Extracted records:

□ □ □

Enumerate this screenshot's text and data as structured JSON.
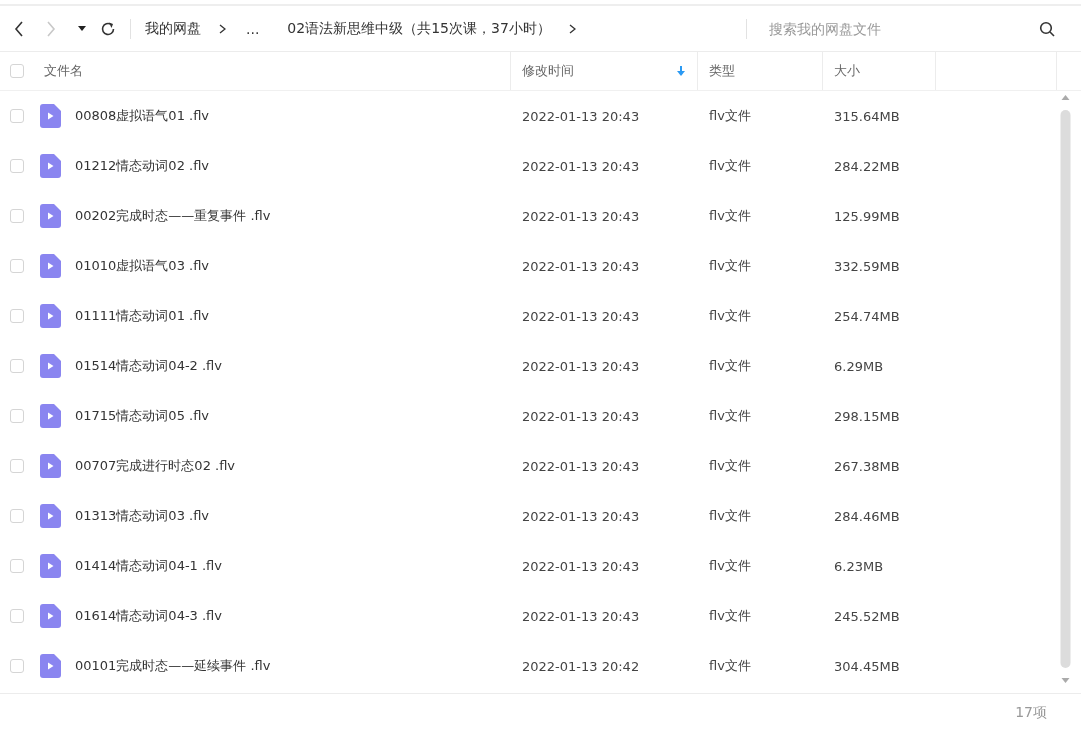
{
  "toolbar": {
    "back": {
      "disabled": false
    },
    "forward": {
      "disabled": true
    },
    "breadcrumb": [
      {
        "label": "我的网盘",
        "separator": true
      },
      {
        "label": "...",
        "separator": false
      },
      {
        "label": "02语法新思维中级（共15次课，37小时）",
        "separator": true
      }
    ],
    "search": {
      "placeholder": "搜索我的网盘文件"
    }
  },
  "table": {
    "select_all": {
      "checked": false
    },
    "columns": [
      {
        "label": "文件名",
        "sorted": false
      },
      {
        "label": "修改时间",
        "sorted": true
      },
      {
        "label": "类型",
        "sorted": false
      },
      {
        "label": "大小",
        "sorted": false
      }
    ],
    "rows": [
      {
        "checked": false,
        "name": "00808虚拟语气01 .flv",
        "modified": "2022-01-13 20:43",
        "type": "flv文件",
        "size": "315.64MB"
      },
      {
        "checked": false,
        "name": "01212情态动词02 .flv",
        "modified": "2022-01-13 20:43",
        "type": "flv文件",
        "size": "284.22MB"
      },
      {
        "checked": false,
        "name": "00202完成时态——重复事件 .flv",
        "modified": "2022-01-13 20:43",
        "type": "flv文件",
        "size": "125.99MB"
      },
      {
        "checked": false,
        "name": "01010虚拟语气03 .flv",
        "modified": "2022-01-13 20:43",
        "type": "flv文件",
        "size": "332.59MB"
      },
      {
        "checked": false,
        "name": "01111情态动词01 .flv",
        "modified": "2022-01-13 20:43",
        "type": "flv文件",
        "size": "254.74MB"
      },
      {
        "checked": false,
        "name": "01514情态动词04-2 .flv",
        "modified": "2022-01-13 20:43",
        "type": "flv文件",
        "size": "6.29MB"
      },
      {
        "checked": false,
        "name": "01715情态动词05 .flv",
        "modified": "2022-01-13 20:43",
        "type": "flv文件",
        "size": "298.15MB"
      },
      {
        "checked": false,
        "name": "00707完成进行时态02 .flv",
        "modified": "2022-01-13 20:43",
        "type": "flv文件",
        "size": "267.38MB"
      },
      {
        "checked": false,
        "name": "01313情态动词03 .flv",
        "modified": "2022-01-13 20:43",
        "type": "flv文件",
        "size": "284.46MB"
      },
      {
        "checked": false,
        "name": "01414情态动词04-1 .flv",
        "modified": "2022-01-13 20:43",
        "type": "flv文件",
        "size": "6.23MB"
      },
      {
        "checked": false,
        "name": "01614情态动词04-3 .flv",
        "modified": "2022-01-13 20:43",
        "type": "flv文件",
        "size": "245.52MB"
      },
      {
        "checked": false,
        "name": "00101完成时态——延续事件 .flv",
        "modified": "2022-01-13 20:42",
        "type": "flv文件",
        "size": "304.45MB"
      }
    ]
  },
  "status_bar": {
    "count": "17项"
  }
}
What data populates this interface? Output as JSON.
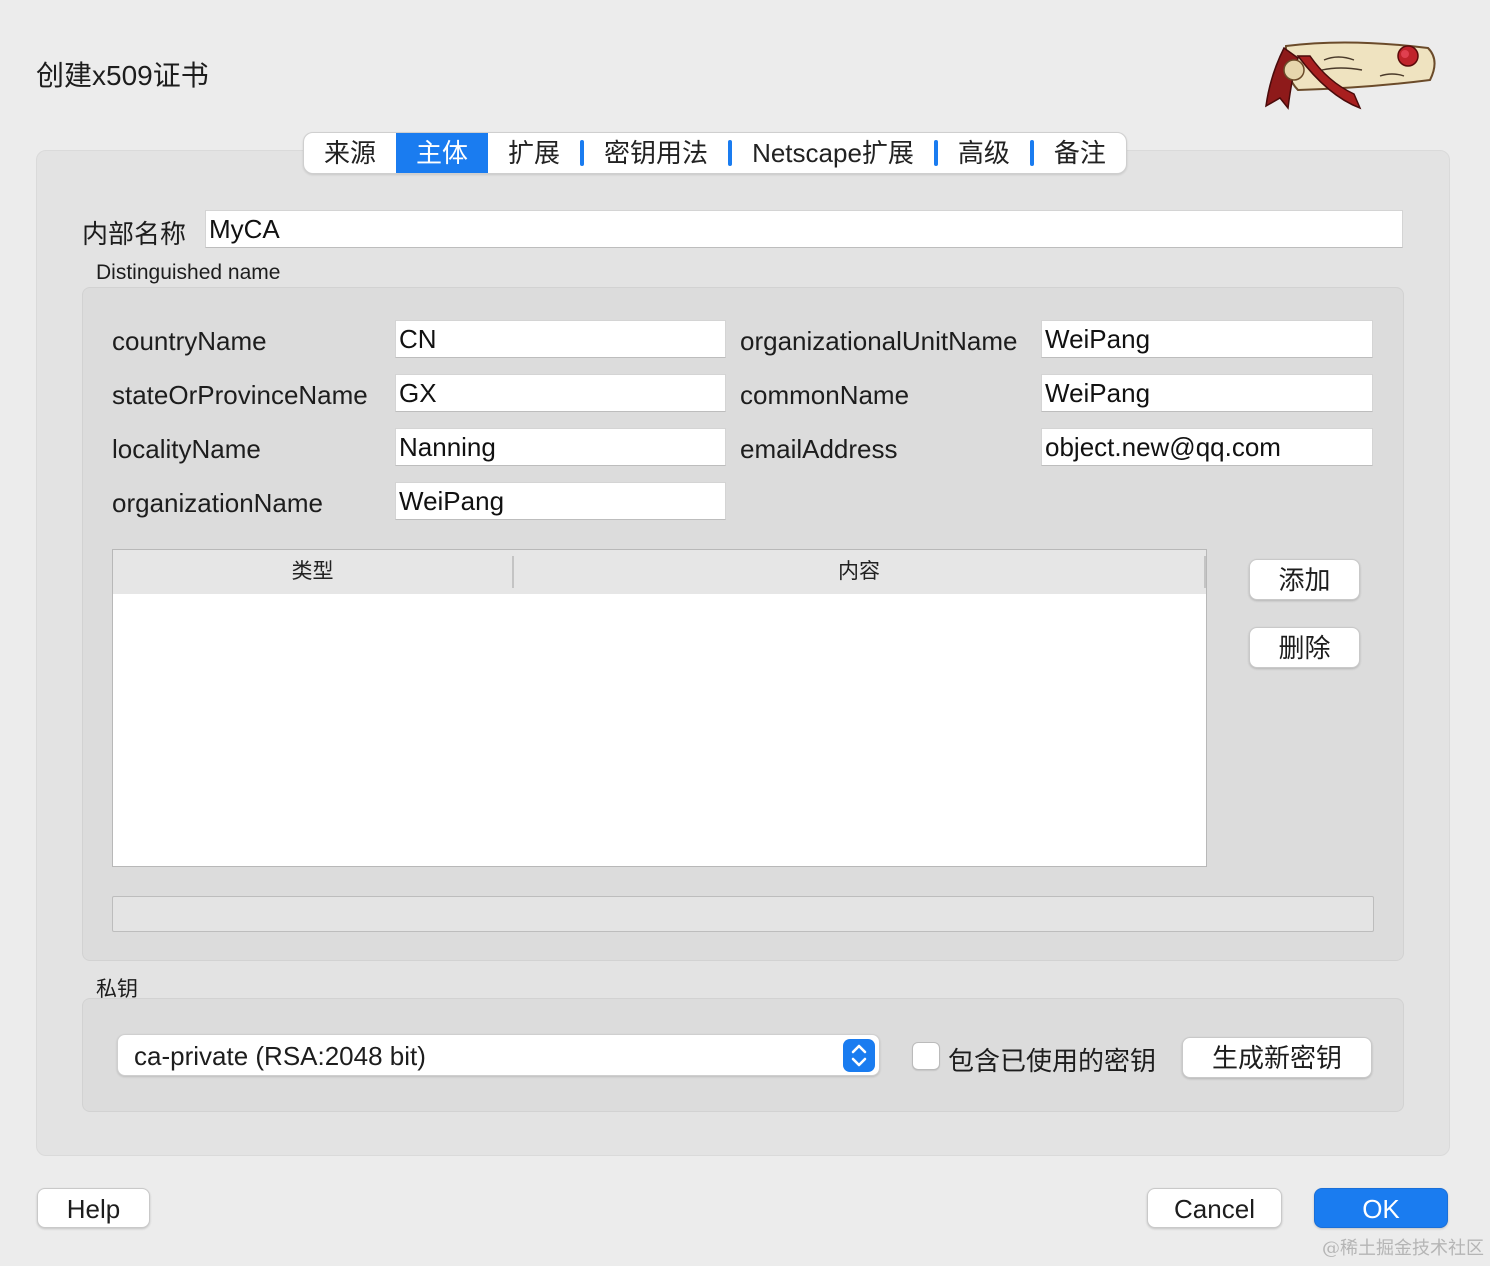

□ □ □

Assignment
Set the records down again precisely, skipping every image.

Your response
Enumerate this screenshot's text and data as structured JSON.
{
  "toolbar": {
    "back": {
      "disabled": false
    },
    "forward": {
      "disabled": true
    },
    "breadcrumb": [
      {
        "label": "我的网盘",
        "separator": true
      },
      {
        "label": "...",
        "separator": false
      },
      {
        "label": "02语法新思维中级（共15次课，37小时）",
        "separator": true
      }
    ],
    "search": {
      "placeholder": "搜索我的网盘文件"
    }
  },
  "table": {
    "select_all": {
      "checked": false
    },
    "columns": [
      {
        "label": "文件名",
        "sorted": false
      },
      {
        "label": "修改时间",
        "sorted": true
      },
      {
        "label": "类型",
        "sorted": false
      },
      {
        "label": "大小",
        "sorted": false
      }
    ],
    "rows": [
      {
        "checked": false,
        "name": "00808虚拟语气01 .flv",
        "modified": "2022-01-13 20:43",
        "type": "flv文件",
        "size": "315.64MB"
      },
      {
        "checked": false,
        "name": "01212情态动词02 .flv",
        "modified": "2022-01-13 20:43",
        "type": "flv文件",
        "size": "284.22MB"
      },
      {
        "checked": false,
        "name": "00202完成时态——重复事件 .flv",
        "modified": "2022-01-13 20:43",
        "type": "flv文件",
        "size": "125.99MB"
      },
      {
        "checked": false,
        "name": "01010虚拟语气03 .flv",
        "modified": "2022-01-13 20:43",
        "type": "flv文件",
        "size": "332.59MB"
      },
      {
        "checked": false,
        "name": "01111情态动词01 .flv",
        "modified": "2022-01-13 20:43",
        "type": "flv文件",
        "size": "254.74MB"
      },
      {
        "checked": false,
        "name": "01514情态动词04-2 .flv",
        "modified": "2022-01-13 20:43",
        "type": "flv文件",
        "size": "6.29MB"
      },
      {
        "checked": false,
        "name": "01715情态动词05 .flv",
        "modified": "2022-01-13 20:43",
        "type": "flv文件",
        "size": "298.15MB"
      },
      {
        "checked": false,
        "name": "00707完成进行时态02 .flv",
        "modified": "2022-01-13 20:43",
        "type": "flv文件",
        "size": "267.38MB"
      },
      {
        "checked": false,
        "name": "01313情态动词03 .flv",
        "modified": "2022-01-13 20:43",
        "type": "flv文件",
        "size": "284.46MB"
      },
      {
        "checked": false,
        "name": "01414情态动词04-1 .flv",
        "modified": "2022-01-13 20:43",
        "type": "flv文件",
        "size": "6.23MB"
      },
      {
        "checked": false,
        "name": "01614情态动词04-3 .flv",
        "modified": "2022-01-13 20:43",
        "type": "flv文件",
        "size": "245.52MB"
      },
      {
        "checked": false,
        "name": "00101完成时态——延续事件 .flv",
        "modified": "2022-01-13 20:42",
        "type": "flv文件",
        "size": "304.45MB"
      }
    ]
  },
  "status_bar": {
    "count": "17项"
  }
}
What data populates this interface? Output as JSON.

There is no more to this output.